*** Supplied data ***

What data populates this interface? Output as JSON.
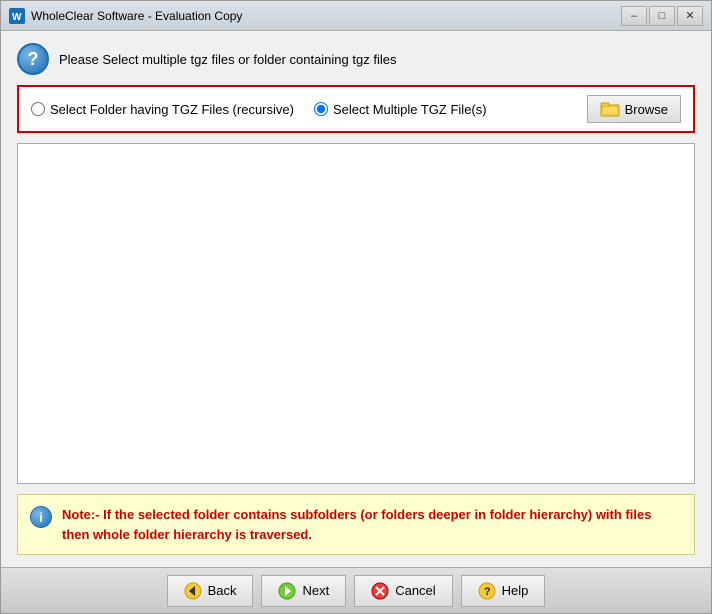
{
  "window": {
    "title": "WholeClear Software - Evaluation Copy",
    "icon": "app-icon"
  },
  "titlebar": {
    "minimize_label": "–",
    "maximize_label": "□",
    "close_label": "✕"
  },
  "header": {
    "text": "Please Select multiple tgz files or folder containing tgz files"
  },
  "options": {
    "option1_label": "Select Folder having TGZ Files (recursive)",
    "option2_label": "Select Multiple TGZ File(s)",
    "browse_label": "Browse"
  },
  "note": {
    "text": "Note:- If the selected folder contains subfolders (or folders deeper in folder hierarchy) with files then whole folder hierarchy is traversed."
  },
  "footer": {
    "back_label": "Back",
    "next_label": "Next",
    "cancel_label": "Cancel",
    "help_label": "Help"
  }
}
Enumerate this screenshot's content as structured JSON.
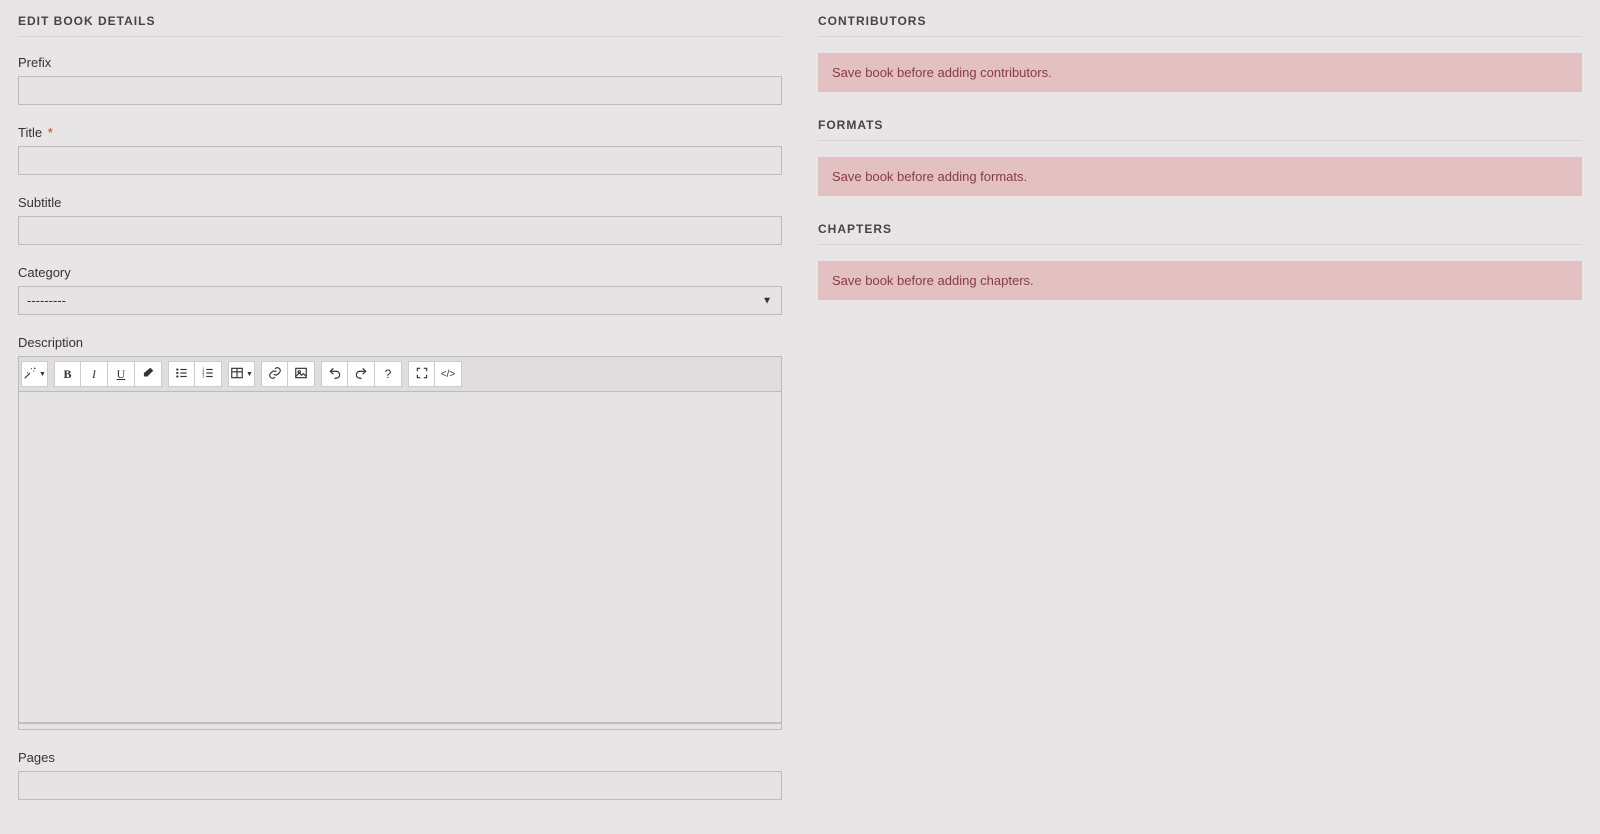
{
  "editSection": {
    "heading": "EDIT BOOK DETAILS",
    "fields": {
      "prefix": {
        "label": "Prefix",
        "value": ""
      },
      "title": {
        "label": "Title",
        "required": "*",
        "value": ""
      },
      "subtitle": {
        "label": "Subtitle",
        "value": ""
      },
      "category": {
        "label": "Category",
        "placeholder": "---------"
      },
      "description": {
        "label": "Description",
        "value": ""
      },
      "pages": {
        "label": "Pages",
        "value": ""
      }
    },
    "toolbar": {
      "magic": "magic",
      "bold": "B",
      "italic": "I",
      "underline": "U",
      "clear": "clear",
      "ul": "ul",
      "ol": "ol",
      "table": "table",
      "link": "link",
      "image": "image",
      "undo": "undo",
      "redo": "redo",
      "help": "?",
      "fullscreen": "fullscreen",
      "code": "</>"
    }
  },
  "contributors": {
    "heading": "CONTRIBUTORS",
    "alert": "Save book before adding contributors."
  },
  "formats": {
    "heading": "FORMATS",
    "alert": "Save book before adding formats."
  },
  "chapters": {
    "heading": "CHAPTERS",
    "alert": "Save book before adding chapters."
  }
}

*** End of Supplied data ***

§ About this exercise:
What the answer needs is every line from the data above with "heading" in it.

§ Response to this task:
    "heading": "EDIT BOOK DETAILS",
    "heading": "CONTRIBUTORS",
    "heading": "FORMATS",
    "heading": "CHAPTERS",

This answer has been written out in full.